-As for the speed of light ( if its path is the circumference )   V/c = 1 ± r.w/c    ( if we neglect the terms of order 2 and higher )

-Note that we've just gotten a more accurate result in the example above with  r.w/c = 0.01

Remarks:

-"SPOL" is essentially useful if there is at least an index i  for which  g0i # 0
-Otherwise, the formula is much simpler:

V/c = Sqrt(g00)

-In this case, V does not depend on the direction k and calculating the other  gab  is unuseful.
-For instance, with the Schwarzschild metric:

ds2 = [ 1 - 2 GM / ( c2 r ) - L r2 / 3 ] c2 dt2 - ( dx2 + dy2 + dz2 ) / [ 1 - 2 GM / ( c2 r ) - L r2 / 3 ]    where   L  is the cosmological constant,

G = gravitational constant = 6.673 E-11  m3/ kg / s2  and   M = mass of the central body ( for example, the Sun  M = 1.989 E30 kg )

-The speed of light is     V/c = [ 1 - 2 GM / ( c2 r ) - L r2 / 3 ] 1/2

-Neglecting the cosmological constant, the speed of light near the Sun ( at a distance = Sun's radius = 6.96 E8 m ) is

V/c ~  0.999997878   whence   V ~  299791822 m / s

References:

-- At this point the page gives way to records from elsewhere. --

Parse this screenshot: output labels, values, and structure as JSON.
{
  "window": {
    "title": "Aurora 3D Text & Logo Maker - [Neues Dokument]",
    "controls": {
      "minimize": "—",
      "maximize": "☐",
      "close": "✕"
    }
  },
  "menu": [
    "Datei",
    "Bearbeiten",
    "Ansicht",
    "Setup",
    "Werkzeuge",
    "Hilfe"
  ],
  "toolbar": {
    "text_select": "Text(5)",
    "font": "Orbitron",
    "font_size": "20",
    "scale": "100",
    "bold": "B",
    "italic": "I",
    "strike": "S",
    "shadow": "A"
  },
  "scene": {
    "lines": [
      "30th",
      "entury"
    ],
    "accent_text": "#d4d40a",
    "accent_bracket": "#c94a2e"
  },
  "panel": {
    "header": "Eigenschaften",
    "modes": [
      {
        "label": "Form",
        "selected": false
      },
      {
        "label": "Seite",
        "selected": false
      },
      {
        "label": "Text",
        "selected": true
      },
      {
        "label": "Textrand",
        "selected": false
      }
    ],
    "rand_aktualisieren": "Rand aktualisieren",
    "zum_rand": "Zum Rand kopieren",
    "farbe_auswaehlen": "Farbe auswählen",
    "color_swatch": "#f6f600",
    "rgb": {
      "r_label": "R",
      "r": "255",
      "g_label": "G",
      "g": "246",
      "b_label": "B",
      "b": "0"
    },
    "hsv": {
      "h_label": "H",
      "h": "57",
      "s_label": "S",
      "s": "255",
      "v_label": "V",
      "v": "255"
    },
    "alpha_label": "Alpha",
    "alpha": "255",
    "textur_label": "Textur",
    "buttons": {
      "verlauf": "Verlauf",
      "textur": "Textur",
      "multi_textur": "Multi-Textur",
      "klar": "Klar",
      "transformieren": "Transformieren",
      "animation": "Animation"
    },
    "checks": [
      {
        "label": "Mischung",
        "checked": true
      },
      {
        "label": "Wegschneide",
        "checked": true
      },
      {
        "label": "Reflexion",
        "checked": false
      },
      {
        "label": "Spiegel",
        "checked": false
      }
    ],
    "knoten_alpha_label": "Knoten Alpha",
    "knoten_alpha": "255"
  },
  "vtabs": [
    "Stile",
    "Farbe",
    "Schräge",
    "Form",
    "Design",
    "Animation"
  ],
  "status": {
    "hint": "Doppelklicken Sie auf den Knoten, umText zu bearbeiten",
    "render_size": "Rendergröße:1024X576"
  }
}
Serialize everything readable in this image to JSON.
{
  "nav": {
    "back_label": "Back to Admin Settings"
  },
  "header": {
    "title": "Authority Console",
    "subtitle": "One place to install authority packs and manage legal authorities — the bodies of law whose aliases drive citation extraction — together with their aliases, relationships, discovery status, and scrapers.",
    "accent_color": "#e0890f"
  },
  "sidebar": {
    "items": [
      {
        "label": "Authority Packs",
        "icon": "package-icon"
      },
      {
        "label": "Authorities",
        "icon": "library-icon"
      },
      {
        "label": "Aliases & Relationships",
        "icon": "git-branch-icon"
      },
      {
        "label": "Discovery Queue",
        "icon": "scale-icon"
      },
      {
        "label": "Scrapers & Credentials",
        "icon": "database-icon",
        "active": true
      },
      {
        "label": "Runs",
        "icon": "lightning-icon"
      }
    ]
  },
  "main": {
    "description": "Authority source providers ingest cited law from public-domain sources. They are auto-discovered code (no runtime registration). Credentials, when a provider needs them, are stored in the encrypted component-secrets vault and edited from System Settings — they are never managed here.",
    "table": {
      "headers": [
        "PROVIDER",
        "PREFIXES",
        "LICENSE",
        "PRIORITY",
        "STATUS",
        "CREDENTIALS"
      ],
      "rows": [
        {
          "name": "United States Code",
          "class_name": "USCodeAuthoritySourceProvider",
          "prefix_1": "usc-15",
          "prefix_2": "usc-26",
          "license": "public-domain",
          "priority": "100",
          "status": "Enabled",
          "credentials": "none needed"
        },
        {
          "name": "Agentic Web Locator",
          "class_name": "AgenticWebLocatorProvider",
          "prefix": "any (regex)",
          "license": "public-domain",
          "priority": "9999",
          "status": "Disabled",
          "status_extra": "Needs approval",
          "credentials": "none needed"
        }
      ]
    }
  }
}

  Henri Arzelies - "Relativité Généralisée, Gravitation" - Gauthier-Villars ( in French )
  Albert Einstein - "The Meaning of Relativity"
  Landau & Lifshitz - "Classical Theory of Fields" - Pergamon Press